by Angharad Brewer Gillham, Frontiers science writer Image/ At Frontiers, we bring some of the world’s best research to a global audience. But with tens of thousands of articles published each year, many often fly under the radar. Here are just five amazing papers you may have missed. Building better-looking pylons Pylons help support essential amenities – but they can be an eyesore. Italian scientists led by Dr Luca Di Angelo at University of L’Aquila investigated the best way to build a pylon with less visual impact on the landscape. As visual impact is subjective, reducing it requires consultation with residents who will see the pylons every day. But designs invented by residents without technical knowledge may not be able to meet safety standards. Di Angelo and colleagues used the development of new electrical pylons in the coastal regions of Italy to test a novel method of integrating visual impact minimization with the design process. They identified shapes which were related to the geography and culture of the area and streamlined enough for pylon design, and surveyed Italians from different coastal regions to determine which shapes were considered most recognizable and representative. A sail was chosen, and models were developed […]


16 Nov 2022

Smart ‘Joey’ bots could soon swarm underground to clean and inspect our pipes

By Mischa Dijkstra, Frontiers science writer Joey’s design. Image credit: TL Nguyen, A Blight, A Pickering, A Barber, GH Jackson-Mills, JH Boyle, R Richardson, M Dogar, N Cohen Researchers from the University of Leeds have developed the first mini-robot, called Joey, that can find its own way independently through networks of narrow pipes underground, to inspect any damage or leaks. Joeys are cheap to produce, smart, small, and light, and can move through pipes inclined at a slope or over slippery or muddy sediment at the bottom of the pipes. Future versions of Joey will operate in swarms, with their mobile base on a larger ‘mother’ robot Kanga, which will be equipped with arms and tools for repairs to the pipes. Beneath our streets lies a maze of pipes, conduits for water, sewage, and gas. Regular inspection of these pipes for leaks, or repair, normally requires these to be dug up. The latter is not only onerous and expensive – with an estimated annual cost of £5.5bn in the UK alone – but causes disruption to traffic as well as nuisance to people living nearby, not to mention damage to the environment. Now imagine a robot that can find its […]
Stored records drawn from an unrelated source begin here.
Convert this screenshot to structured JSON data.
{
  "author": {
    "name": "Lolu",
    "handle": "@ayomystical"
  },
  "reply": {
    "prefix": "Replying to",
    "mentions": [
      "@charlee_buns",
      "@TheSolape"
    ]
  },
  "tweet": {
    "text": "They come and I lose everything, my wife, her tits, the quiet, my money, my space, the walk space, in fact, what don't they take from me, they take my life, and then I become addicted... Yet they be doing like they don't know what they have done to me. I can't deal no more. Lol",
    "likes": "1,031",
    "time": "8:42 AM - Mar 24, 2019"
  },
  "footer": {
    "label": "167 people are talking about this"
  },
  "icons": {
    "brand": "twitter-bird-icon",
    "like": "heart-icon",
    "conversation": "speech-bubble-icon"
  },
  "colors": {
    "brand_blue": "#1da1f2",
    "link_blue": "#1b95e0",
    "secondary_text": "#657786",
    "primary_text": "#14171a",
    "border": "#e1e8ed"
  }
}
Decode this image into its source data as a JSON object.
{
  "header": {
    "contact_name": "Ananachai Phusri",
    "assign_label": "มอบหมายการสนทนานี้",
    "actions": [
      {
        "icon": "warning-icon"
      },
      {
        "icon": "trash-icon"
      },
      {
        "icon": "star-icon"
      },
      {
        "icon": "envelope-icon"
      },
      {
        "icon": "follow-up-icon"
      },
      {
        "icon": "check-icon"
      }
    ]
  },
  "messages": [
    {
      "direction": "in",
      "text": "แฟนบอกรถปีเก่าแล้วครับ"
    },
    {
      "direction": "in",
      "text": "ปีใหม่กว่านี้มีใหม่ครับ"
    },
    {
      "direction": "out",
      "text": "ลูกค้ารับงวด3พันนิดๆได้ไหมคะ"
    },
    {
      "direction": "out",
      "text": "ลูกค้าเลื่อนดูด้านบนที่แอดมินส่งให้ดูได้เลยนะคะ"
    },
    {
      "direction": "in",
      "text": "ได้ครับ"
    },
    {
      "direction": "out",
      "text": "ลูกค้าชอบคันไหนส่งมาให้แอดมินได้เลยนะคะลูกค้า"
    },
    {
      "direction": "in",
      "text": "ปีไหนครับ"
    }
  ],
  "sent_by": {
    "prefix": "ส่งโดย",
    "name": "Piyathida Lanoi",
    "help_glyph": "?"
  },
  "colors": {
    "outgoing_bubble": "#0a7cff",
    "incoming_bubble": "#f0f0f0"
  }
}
07 Nov 2022

5 articles you need to check out on the future of materials research

By Angharad Brewer Gillham, Frontiers science writer Image: In a fast-moving field of research like materials science, it can be difficult to keep up with the latest breakthroughs. Now at Frontiers, we highlight just five of the latest research articles to shed more light on the way we build our world around us, published by top researchers in the Frontiers in Materials Research Topic ‘Horizons in Materials’. Growing green technology: from trees to tech Scientists aiming to power the appliances of the future are developing special phenolic compounds from resins instead of petrol – a first step towards organic electrodes. Since biomass is the only green, renewable source of carbon materials, carbon-based electrodes for new-generation metal-ion batteries could be a more eco-friendly replacement for lithium-ion batteries. Some of the methods to make these compounds currently available are problematic because they require dangerously high temperatures and pressures and hazardous chemicals, but new methods are being developed which use mechanical forces instead. If these compounds can be developed into renewable sources for electronics, Dr Javier Quílez-Bermejo and his team at the Université de Lorraine point out, the potential for revolutionizing electronic devices would be huge, opening the way for greener fuel […]